Third, its compact design fits in just about any sunny spot outdoors (think patios, rooftops, terraces, balconies, decks, or porches), and assembly is easy. Fourth, there’s no weeding, tilling, kneeling, or getting dirty. Fifth, because it’s designed to last a lifetime, Tower Garden is actually a better long-term value than store-bought produce. And with this new research, who knows? It could even make you and your loved ones happier.

Have you ever thought about the relationship between your diet and your mood? Have you noticed a happiness lift from eating more fruits and vegetables? Share your experiences in the comments below.

It’s as EASY as 1-2-3

DIET – This word is not allowed at my house, the first three letters spell DIE.  Which is what you feel like when you change your food habits!

I am guest posting over at http://simplerecipebox.com, thanks Heidi for having me over, you are a blessing and it is a pleasure.

The topic of discussion is Meal Planning; how to follow a 60/40 lifestyle. 60% Raw food, and 40% cooked, alkalizing food.

As a family of seven you might wonder where, how, or even why we would choose to eat in a way that some might say; could cost a fortune, is inconvenient, or too hard.  It’s all in perspective, I had to wrap my brain around the idea of changing, not just my food habits, but our way of living. You see, change doesn’t come naturally, to most people. We were programmed to eat or behave in a manner of convenience based on our situations. So, it became very clear to me that I needed to change my way of thinking in order to provide the most healthful, yet convenient, and cost-effective way for my family to live.
So, I devised a simple PLAN:
It’s as Easy as 1-2-3

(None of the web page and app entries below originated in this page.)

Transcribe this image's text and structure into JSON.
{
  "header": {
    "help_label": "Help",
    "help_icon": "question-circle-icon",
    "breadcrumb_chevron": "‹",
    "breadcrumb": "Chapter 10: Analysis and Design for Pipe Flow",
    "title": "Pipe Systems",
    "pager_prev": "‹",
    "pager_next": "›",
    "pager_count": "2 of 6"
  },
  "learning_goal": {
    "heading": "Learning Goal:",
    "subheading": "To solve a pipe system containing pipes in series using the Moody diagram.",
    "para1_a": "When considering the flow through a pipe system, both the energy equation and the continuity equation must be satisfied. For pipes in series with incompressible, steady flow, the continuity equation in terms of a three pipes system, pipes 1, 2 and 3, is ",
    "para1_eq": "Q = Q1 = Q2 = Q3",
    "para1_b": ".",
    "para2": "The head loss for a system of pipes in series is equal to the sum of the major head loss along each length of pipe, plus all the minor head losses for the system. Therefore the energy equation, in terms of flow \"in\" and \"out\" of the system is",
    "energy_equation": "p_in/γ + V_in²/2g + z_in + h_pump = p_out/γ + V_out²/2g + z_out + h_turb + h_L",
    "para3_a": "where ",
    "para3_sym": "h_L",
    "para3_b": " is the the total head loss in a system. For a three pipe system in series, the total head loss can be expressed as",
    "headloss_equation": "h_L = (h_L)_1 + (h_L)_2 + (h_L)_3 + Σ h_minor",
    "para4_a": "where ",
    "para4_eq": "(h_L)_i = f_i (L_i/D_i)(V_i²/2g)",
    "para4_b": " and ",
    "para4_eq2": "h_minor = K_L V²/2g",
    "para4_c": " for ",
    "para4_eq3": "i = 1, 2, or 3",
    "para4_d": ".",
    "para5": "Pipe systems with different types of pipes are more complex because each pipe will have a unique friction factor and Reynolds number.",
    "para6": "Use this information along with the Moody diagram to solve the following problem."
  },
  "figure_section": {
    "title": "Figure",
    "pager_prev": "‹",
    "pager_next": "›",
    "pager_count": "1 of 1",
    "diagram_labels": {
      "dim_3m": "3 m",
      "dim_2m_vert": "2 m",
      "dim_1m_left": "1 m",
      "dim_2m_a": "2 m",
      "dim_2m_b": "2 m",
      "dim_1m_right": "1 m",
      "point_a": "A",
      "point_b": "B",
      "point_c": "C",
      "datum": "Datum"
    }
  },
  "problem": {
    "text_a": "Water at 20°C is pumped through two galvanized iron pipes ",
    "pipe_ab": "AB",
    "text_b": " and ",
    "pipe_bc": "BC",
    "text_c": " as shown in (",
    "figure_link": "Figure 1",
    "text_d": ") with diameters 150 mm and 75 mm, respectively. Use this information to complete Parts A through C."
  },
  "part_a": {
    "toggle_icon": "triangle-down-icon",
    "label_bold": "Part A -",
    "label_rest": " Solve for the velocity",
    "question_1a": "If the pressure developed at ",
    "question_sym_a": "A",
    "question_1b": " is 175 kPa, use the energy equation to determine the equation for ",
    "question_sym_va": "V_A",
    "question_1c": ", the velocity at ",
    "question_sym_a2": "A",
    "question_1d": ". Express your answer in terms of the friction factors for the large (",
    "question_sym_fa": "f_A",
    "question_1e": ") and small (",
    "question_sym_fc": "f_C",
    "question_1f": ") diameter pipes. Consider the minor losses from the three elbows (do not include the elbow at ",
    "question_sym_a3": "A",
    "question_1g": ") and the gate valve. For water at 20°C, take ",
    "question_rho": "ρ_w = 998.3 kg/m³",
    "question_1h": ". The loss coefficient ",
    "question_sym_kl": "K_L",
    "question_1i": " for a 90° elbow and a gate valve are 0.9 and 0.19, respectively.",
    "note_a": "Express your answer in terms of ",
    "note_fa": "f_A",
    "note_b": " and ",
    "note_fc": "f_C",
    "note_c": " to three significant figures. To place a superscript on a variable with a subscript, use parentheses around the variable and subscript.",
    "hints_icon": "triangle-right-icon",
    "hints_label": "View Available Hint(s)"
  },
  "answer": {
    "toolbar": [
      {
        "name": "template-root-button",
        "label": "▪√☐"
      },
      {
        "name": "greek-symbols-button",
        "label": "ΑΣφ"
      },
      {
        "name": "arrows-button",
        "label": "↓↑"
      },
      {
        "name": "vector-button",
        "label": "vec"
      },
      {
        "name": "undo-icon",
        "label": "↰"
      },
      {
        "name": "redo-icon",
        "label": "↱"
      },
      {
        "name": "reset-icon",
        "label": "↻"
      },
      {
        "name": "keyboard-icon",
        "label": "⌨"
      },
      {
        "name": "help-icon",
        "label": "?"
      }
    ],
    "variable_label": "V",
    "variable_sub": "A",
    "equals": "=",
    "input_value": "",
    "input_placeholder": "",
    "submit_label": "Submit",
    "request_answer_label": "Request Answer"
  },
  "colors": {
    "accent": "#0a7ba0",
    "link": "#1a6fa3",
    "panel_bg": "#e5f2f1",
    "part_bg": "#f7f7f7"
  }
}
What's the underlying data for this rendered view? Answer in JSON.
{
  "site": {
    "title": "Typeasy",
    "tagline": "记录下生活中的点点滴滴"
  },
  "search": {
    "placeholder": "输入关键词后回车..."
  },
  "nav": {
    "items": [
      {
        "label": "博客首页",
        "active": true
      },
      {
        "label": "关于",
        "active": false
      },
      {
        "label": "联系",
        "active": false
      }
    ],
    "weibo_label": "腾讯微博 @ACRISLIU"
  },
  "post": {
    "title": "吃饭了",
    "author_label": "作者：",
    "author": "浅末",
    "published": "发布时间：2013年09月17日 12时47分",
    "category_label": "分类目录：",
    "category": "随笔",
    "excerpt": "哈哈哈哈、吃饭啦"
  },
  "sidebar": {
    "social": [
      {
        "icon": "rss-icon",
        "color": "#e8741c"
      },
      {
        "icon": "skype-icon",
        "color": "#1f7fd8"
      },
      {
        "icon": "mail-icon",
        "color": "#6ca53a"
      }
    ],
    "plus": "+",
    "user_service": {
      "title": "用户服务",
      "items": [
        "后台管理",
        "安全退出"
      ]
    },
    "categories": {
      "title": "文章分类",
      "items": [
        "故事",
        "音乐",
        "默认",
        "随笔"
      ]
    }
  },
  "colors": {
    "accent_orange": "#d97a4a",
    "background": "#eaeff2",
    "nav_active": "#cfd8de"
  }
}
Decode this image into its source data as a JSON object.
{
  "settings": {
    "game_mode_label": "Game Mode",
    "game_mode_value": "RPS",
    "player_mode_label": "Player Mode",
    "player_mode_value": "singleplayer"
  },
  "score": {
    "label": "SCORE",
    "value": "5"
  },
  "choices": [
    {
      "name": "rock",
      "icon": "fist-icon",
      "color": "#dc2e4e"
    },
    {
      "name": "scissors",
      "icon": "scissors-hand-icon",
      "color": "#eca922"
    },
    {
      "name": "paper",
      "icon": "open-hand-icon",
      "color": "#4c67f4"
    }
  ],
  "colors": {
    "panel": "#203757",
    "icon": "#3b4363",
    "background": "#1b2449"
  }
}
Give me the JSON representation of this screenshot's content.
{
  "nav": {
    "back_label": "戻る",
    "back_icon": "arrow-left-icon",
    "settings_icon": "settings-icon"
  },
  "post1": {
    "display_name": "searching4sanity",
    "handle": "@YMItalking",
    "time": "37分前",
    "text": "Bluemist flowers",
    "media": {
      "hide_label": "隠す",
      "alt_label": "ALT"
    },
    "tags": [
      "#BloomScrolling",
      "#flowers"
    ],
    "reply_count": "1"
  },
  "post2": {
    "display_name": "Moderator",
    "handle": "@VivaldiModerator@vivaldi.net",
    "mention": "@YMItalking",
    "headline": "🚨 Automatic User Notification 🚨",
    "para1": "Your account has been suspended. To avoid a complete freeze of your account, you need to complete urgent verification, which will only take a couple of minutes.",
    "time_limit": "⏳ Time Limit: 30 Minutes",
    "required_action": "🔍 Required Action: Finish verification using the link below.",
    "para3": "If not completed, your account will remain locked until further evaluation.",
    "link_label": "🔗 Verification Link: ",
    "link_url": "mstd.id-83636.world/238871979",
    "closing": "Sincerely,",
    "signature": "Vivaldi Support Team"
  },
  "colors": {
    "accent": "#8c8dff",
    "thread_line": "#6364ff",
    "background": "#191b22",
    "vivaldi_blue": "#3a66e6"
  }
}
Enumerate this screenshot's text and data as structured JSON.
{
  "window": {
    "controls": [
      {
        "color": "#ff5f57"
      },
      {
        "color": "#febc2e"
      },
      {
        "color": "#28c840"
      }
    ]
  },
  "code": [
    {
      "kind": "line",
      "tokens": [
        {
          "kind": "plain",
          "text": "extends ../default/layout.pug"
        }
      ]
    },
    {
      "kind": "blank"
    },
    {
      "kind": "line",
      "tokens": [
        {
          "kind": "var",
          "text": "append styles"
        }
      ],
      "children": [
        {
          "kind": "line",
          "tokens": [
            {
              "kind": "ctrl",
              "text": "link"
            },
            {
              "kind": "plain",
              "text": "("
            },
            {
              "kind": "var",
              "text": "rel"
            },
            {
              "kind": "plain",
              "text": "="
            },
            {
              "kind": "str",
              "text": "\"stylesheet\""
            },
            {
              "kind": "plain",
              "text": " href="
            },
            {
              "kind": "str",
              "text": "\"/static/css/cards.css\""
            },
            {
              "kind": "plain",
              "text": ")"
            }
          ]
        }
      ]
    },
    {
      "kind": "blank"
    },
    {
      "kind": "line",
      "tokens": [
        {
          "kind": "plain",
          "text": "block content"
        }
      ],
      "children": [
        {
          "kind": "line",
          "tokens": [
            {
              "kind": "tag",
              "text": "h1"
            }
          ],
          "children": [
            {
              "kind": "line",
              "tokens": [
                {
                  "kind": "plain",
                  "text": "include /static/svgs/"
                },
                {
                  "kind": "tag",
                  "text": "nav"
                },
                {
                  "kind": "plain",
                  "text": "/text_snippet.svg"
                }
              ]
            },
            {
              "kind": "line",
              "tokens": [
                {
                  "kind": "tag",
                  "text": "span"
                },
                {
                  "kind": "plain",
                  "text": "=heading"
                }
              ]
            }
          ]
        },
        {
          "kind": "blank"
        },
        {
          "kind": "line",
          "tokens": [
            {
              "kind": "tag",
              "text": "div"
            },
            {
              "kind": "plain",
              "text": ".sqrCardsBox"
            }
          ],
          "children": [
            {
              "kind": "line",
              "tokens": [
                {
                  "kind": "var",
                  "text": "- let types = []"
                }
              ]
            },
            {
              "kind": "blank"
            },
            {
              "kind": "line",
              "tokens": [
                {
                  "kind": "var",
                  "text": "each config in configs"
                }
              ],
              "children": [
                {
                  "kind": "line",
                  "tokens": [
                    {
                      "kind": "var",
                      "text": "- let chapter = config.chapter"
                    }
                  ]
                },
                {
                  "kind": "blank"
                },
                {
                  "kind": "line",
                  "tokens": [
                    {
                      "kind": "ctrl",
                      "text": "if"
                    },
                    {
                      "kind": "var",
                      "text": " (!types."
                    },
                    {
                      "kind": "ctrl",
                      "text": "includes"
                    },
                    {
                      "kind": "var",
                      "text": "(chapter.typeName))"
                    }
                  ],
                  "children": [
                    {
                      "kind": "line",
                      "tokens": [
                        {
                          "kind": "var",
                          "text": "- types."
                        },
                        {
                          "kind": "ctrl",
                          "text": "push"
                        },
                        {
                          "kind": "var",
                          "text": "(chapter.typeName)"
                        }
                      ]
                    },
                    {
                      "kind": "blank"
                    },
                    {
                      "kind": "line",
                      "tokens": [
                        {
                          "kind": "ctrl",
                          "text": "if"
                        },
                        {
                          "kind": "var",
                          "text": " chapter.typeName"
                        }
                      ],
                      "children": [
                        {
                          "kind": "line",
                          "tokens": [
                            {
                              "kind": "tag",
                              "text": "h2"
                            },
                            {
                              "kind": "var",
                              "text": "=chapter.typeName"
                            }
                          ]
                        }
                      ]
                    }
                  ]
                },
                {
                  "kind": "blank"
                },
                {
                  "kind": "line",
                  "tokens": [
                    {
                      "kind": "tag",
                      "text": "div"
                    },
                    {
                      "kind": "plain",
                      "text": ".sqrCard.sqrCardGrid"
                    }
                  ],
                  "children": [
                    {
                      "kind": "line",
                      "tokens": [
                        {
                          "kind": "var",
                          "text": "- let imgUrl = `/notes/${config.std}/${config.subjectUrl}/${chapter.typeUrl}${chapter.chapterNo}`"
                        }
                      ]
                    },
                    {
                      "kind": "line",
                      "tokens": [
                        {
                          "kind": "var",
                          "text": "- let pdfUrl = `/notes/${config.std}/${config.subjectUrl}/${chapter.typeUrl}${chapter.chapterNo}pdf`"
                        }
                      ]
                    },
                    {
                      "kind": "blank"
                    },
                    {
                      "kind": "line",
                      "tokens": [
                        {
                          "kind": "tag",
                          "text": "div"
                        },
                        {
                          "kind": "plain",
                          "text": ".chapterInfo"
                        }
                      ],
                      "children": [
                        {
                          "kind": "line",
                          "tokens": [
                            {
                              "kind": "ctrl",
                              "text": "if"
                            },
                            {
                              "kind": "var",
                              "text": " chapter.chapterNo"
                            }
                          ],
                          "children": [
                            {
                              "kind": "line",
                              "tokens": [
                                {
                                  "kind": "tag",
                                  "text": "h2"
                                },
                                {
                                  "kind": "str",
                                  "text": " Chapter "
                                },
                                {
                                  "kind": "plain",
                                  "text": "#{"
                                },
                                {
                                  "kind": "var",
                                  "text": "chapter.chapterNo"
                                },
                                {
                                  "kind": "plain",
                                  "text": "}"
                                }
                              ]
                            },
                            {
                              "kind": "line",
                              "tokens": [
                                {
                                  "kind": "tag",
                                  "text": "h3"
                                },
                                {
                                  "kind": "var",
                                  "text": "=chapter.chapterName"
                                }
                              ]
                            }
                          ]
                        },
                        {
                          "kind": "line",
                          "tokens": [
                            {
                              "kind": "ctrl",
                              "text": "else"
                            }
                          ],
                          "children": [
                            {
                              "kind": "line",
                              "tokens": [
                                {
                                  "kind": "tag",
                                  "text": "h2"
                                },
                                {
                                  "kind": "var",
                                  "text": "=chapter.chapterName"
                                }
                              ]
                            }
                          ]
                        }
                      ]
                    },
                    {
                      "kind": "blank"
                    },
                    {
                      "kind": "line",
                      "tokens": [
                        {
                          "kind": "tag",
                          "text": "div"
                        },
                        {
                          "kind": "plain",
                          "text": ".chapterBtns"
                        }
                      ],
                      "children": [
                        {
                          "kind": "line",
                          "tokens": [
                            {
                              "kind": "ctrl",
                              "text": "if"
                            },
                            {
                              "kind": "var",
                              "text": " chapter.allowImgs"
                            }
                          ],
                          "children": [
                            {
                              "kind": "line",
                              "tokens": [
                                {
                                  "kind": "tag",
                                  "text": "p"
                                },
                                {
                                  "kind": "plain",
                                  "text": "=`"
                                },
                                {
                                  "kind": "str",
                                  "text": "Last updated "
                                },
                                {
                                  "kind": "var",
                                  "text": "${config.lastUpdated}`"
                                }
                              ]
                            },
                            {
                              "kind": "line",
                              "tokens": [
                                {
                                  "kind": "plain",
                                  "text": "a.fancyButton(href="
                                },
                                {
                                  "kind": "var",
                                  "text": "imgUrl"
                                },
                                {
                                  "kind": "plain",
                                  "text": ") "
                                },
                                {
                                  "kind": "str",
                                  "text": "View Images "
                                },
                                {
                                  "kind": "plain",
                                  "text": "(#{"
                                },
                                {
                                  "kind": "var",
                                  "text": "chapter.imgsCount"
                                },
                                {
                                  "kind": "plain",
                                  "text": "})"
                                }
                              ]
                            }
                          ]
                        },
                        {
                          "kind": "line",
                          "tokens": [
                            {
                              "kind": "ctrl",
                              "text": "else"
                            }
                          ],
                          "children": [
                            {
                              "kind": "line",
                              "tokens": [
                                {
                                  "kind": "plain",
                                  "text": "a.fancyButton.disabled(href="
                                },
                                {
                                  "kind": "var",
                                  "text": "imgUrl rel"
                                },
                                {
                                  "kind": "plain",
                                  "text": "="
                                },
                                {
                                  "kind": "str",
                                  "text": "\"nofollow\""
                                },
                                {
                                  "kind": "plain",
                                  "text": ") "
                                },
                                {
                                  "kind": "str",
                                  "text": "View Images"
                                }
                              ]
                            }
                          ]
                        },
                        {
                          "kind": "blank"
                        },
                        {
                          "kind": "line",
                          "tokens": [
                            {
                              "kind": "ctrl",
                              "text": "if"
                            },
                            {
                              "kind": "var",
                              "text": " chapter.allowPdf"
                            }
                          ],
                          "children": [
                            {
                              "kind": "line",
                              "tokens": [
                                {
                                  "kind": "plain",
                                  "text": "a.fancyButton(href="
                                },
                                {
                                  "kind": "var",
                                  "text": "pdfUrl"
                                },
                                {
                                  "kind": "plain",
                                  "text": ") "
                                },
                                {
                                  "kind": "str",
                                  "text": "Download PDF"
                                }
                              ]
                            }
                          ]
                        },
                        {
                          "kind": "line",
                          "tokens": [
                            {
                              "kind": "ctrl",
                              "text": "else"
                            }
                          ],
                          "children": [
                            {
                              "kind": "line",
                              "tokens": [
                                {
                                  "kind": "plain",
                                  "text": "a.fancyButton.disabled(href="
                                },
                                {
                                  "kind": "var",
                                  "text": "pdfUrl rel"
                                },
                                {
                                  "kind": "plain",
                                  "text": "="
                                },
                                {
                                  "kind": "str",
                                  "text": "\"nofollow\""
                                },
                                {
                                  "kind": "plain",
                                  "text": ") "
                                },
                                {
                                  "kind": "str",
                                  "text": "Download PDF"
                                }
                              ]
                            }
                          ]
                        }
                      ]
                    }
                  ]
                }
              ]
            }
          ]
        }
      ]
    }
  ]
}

Step 1.  Meal Plan – Spend two days of your week, no more than 1 hour each, to plan your meals for the month. Use only 10 recipes for the entire month, then rotate them throughout the weeks to feel as though you have a variety. Create a shopping list according to your recipes for week 1 only. This will be cost effective and time effective. 

 
Step 2. Commit – Commit to replacing one “unhealthy” food in your families lives a week. Ex… Substitute white sugar for AGAVE, or COCONUT PALM SUGAR. Make this commitment for 90 days, and I guarantee you’ll see and feel a difference in both you and your family. This change in our lives immediately made a difference in my children’s behaviors. Less aggression, more focus (which is key for homeschooling), and sleep through the night.
 
Step 3. Take action – Involve your family in this new healthful way of living. Ask your kids what their favorite meal is and then substitute some of the ingredients to accommodate this change. (See recipes on meal plan)
 
You’ll notice on my MEAL PLAN I have named the days, this is to get the family excited for the meals I have planned and to also have them help with the planning, prepping and creating. You never know, you may have a budding chef among you!
I’ve included a sample of a weeks worth of menu items that I’ve planned for my family of seven. There is very little variety. That’s on purpose. The more we have, the less content we become. If I offer to many choices, then it becomes more difficult and defeats my purpose.
The key here is to do what works for your family. This Weekly-meal-planner is an example of a 60%/40% MEAL PLAN that works for my family. And, not all people are one-size-fits-all, so I have outlined just a sample of what we do to offer you encouragement, with easy to follow recipes, to implement this into your lives.
Let me ask you a question, how do you eat an elephant? That’s right, one bite at a time. So, understand that in making a lifestyle change, whatever that change is, is not going to happen overnight. When you develop a plan, commit, then take action, your plan will be successful!
Rawfully yours, Jackie Reiter
Simple Organic Solutions for EVERYDAY Life